As educators, we must re-adjust our models and methods to address the possibilities that the online space enables. You know the story: we teach the way we were taught. And since little of this technology has been in existence long enough to have raised teachers in its tenure, it challenges us with many unknowns. Change is scary stuff. And make no mistake, I’m a newbie myself. I have to take three deep breaths every time I open my Google Reader. Most of the tools I employ I’m probably using at half their capacity. It’s overwhelming. There are no edges online, and I’m a woman who likes her bookcase (arranged alphabetically by author’s last name, thank you very much) Recently, while reading Krauss & Boss on Reinventing Project-Based Learning, I felt a quiet calm pass over me when a reference was made to the NETS•S to be found in The Appendix. The Appendix. No hyperlink doorknobs opening passageways to lands unknown – disorienting me with altered layouts, changing fonts, and new color schemes.
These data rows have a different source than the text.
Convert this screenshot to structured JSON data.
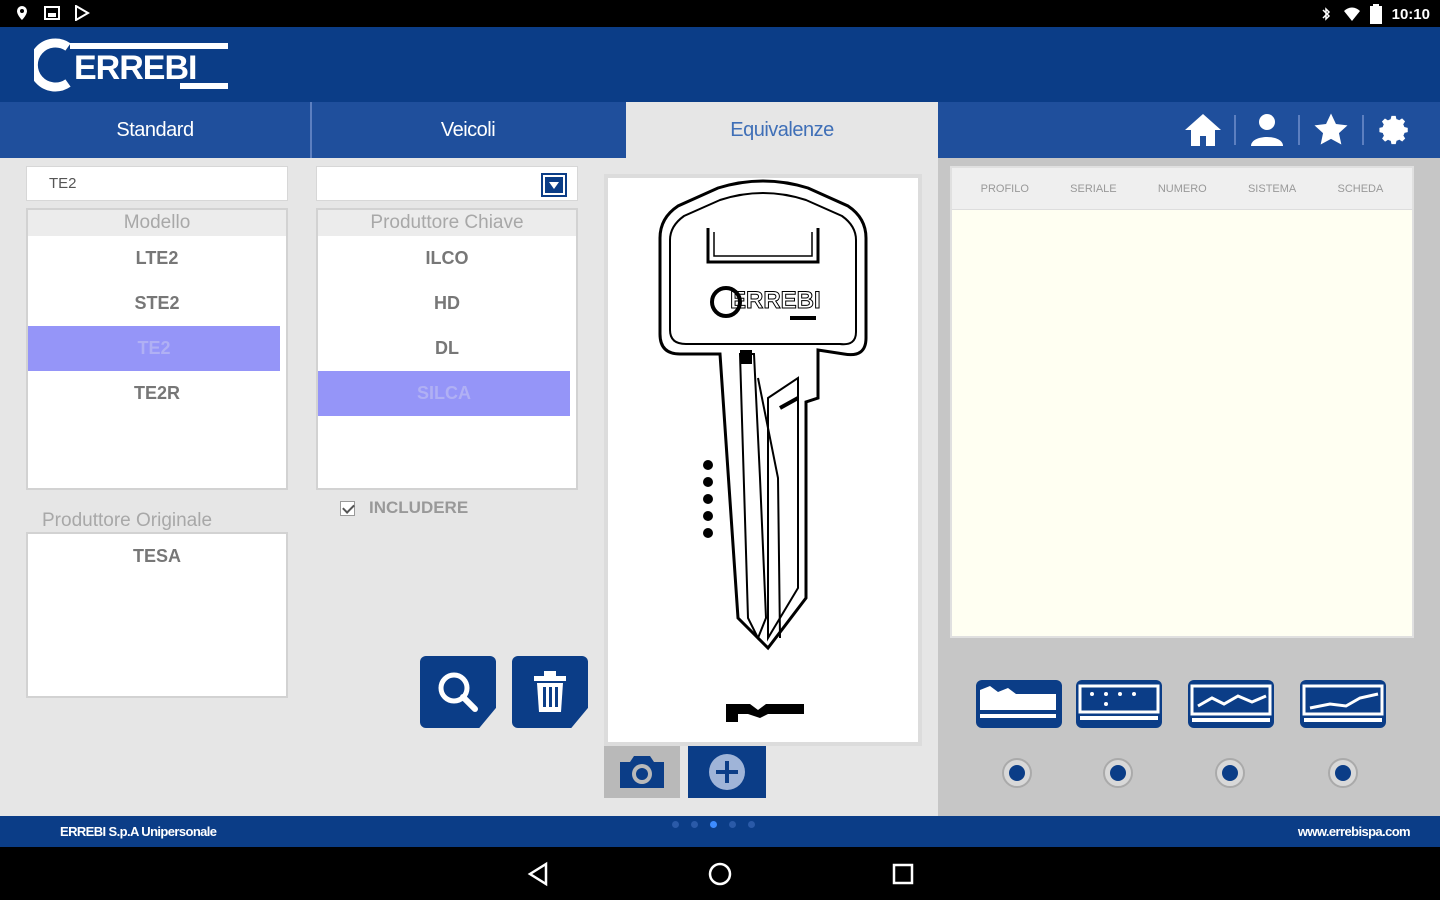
{
  "status_bar": {
    "time": "10:10"
  },
  "header": {
    "logo_text": "ERREBI"
  },
  "tabs": [
    {
      "label": "Standard"
    },
    {
      "label": "Veicoli"
    },
    {
      "label": "Equivalenze"
    }
  ],
  "search": {
    "model_value": "TE2",
    "manufacturer_value": ""
  },
  "modello_list": {
    "header": "Modello",
    "items": [
      "LTE2",
      "STE2",
      "TE2",
      "TE2R"
    ],
    "selected": "TE2"
  },
  "produttore_chiave_list": {
    "header": "Produttore Chiave",
    "items": [
      "ILCO",
      "HD",
      "DL",
      "SILCA"
    ],
    "selected": "SILCA"
  },
  "include_checkbox": {
    "label": "INCLUDERE",
    "checked": true
  },
  "produttore_originale": {
    "label": "Produttore Originale",
    "items": [
      "TESA"
    ]
  },
  "key_logo_text": "ERREBI",
  "results_table": {
    "columns": [
      "PROFILO",
      "SERIALE",
      "NUMERO",
      "SISTEMA",
      "SCHEDA"
    ]
  },
  "footer": {
    "company": "ERREBI S.p.A Unipersonale",
    "website": "www.errebispa.com"
  },
  "colors": {
    "brand": "#0b3d87",
    "selection": "#9595f8"
  }
}
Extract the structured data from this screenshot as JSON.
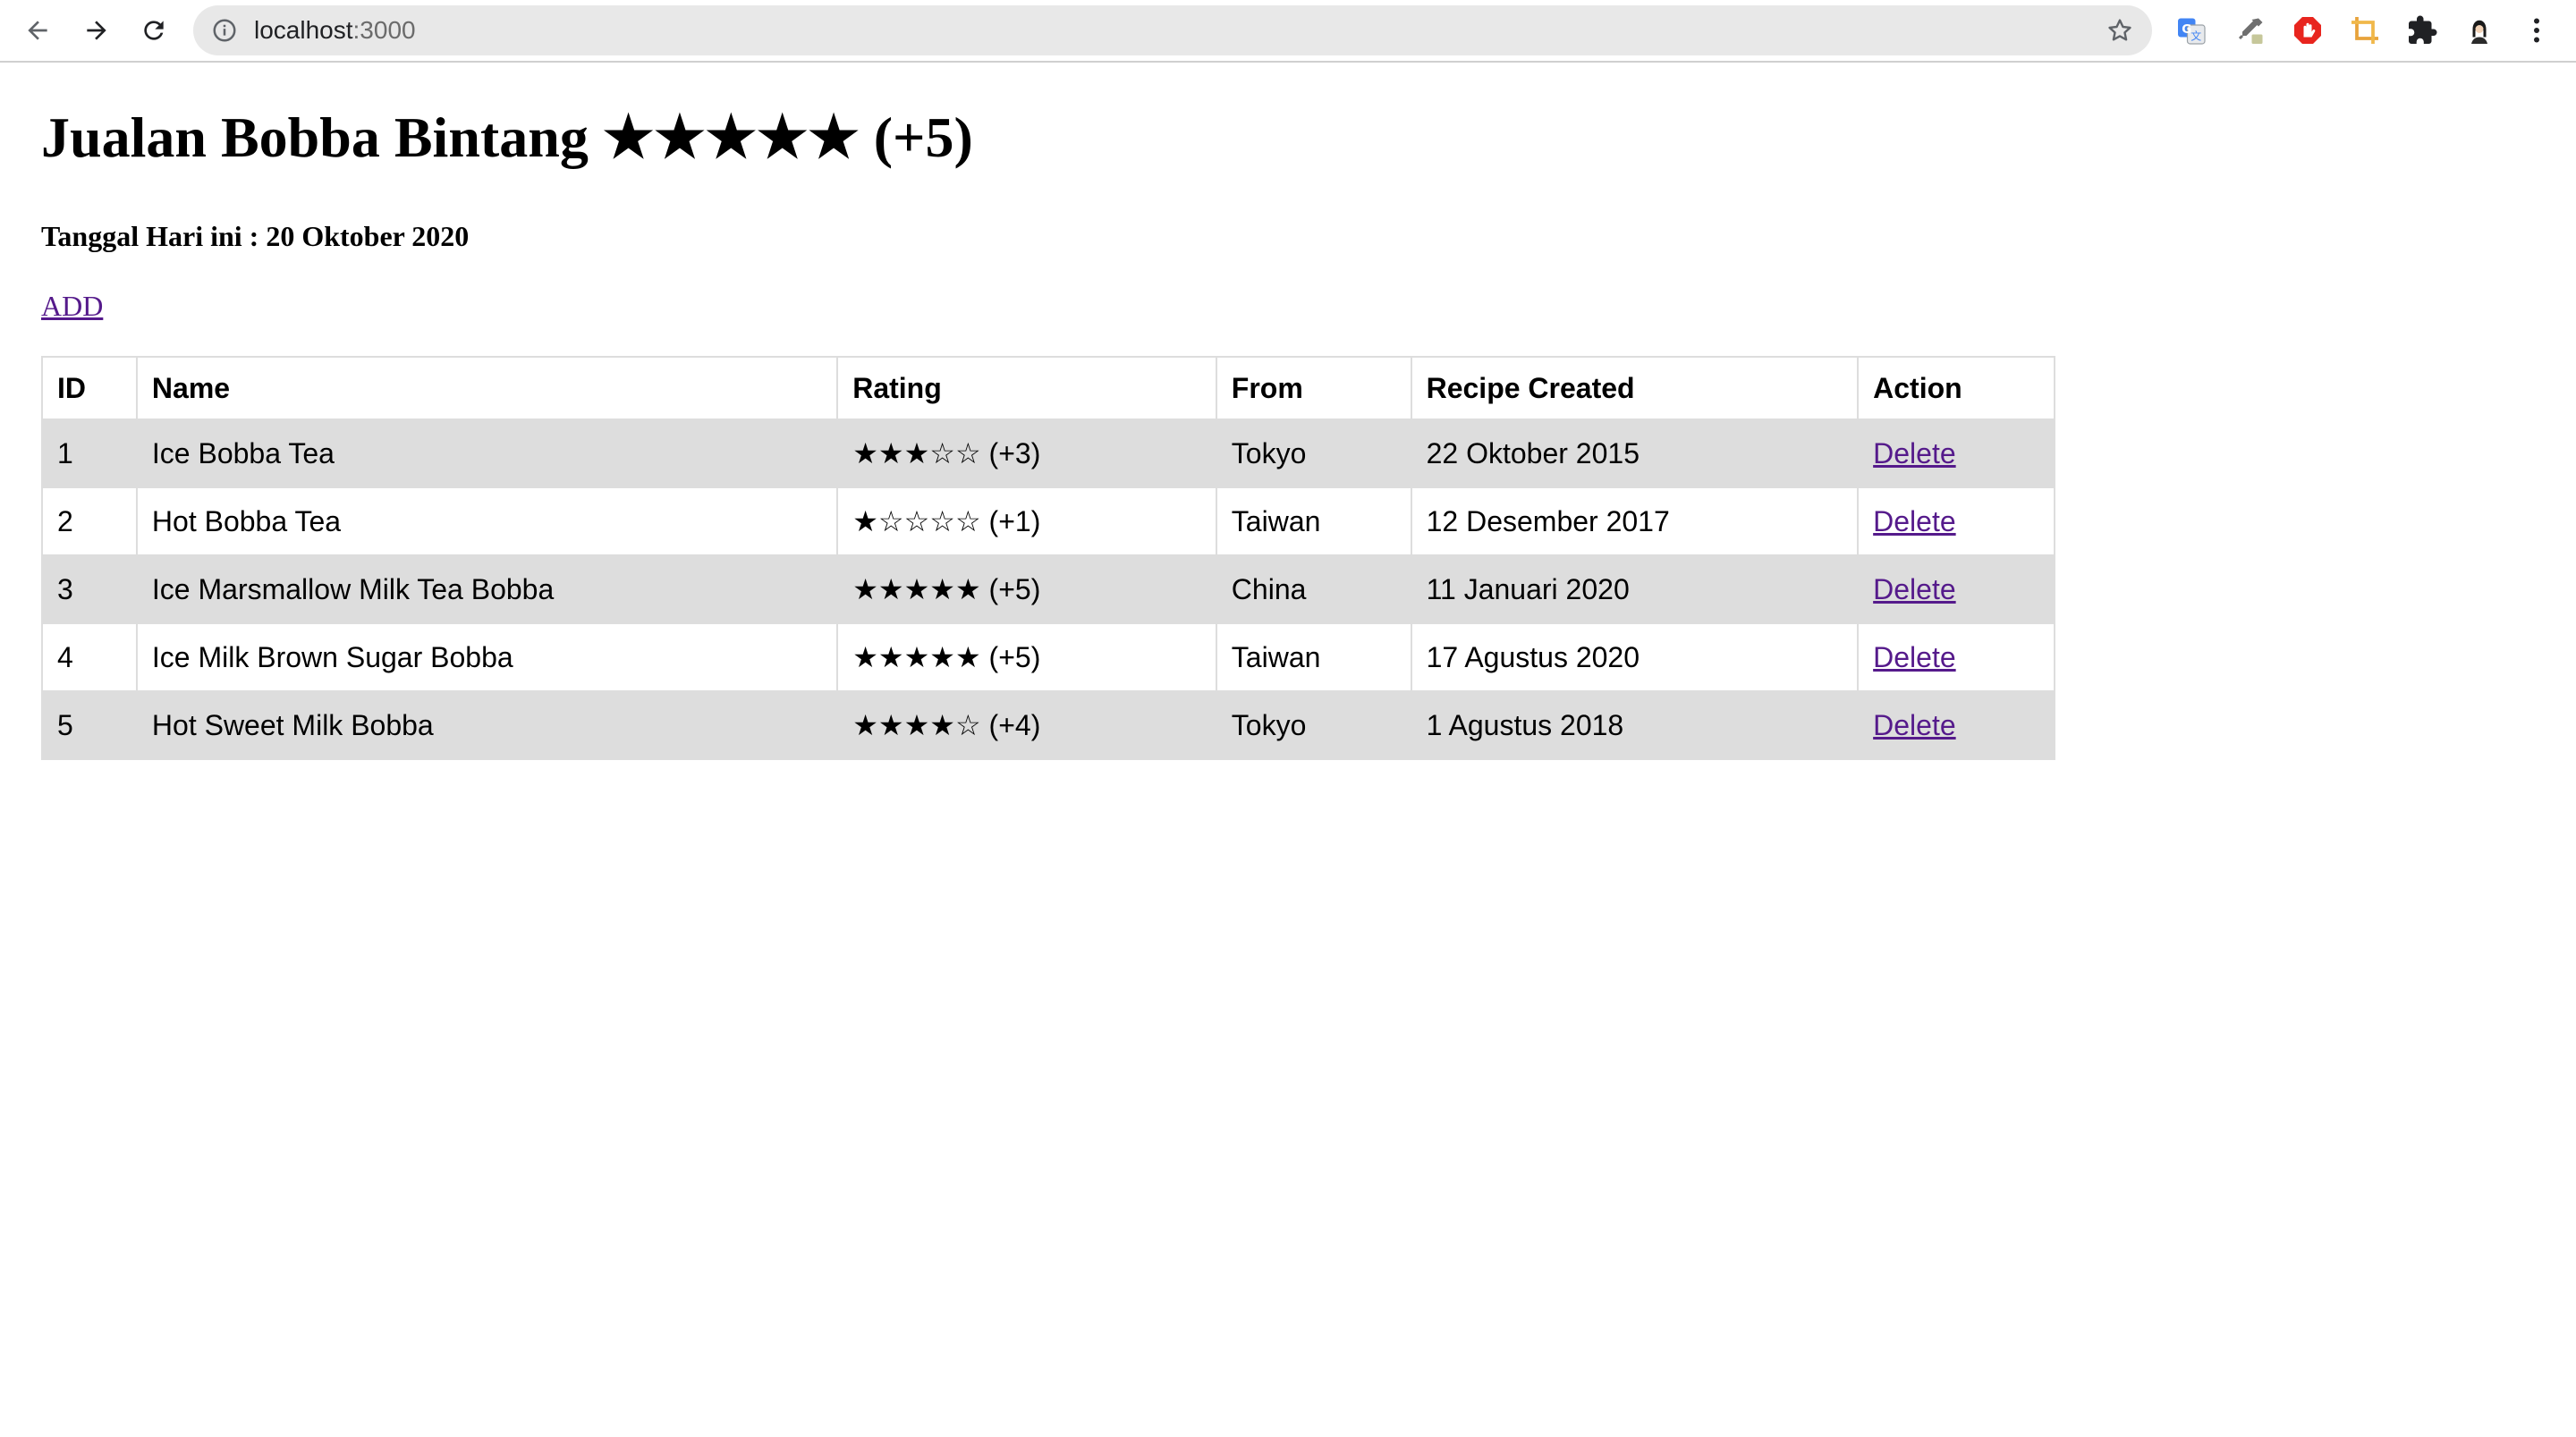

Instead, I settled back into the narrative confident in the knowledge that the standards would be delivered to me in exactly 141 pages. Ahhhhhhh. And 35 pages beyond that, I would experience the sublime sense of closure that comes with turning the last page of a book. Finitude.
So I understand the fear. I understand overwhelmed. But I also see the urgent need to respond to and capitalize on innovation or risk becoming obsolete. This is our opportunity to reinvent teaching and learning. My goal as a curriculum consultant and teacher educator is to meet teachers where they are. I’ve come to believe that encouraging participation in an online professional learning community like Twitter is one way to introduce a low-risk environment that exposes teachers and administrators to some of the key concepts and tools changing the learning landscape. It’s a point of departure from which I can begin facilitating conversations about innovation. In large part, my colleagues are open but tentative and in need of guidance, and I say, let me be your bookends. Social bookmarking can wait.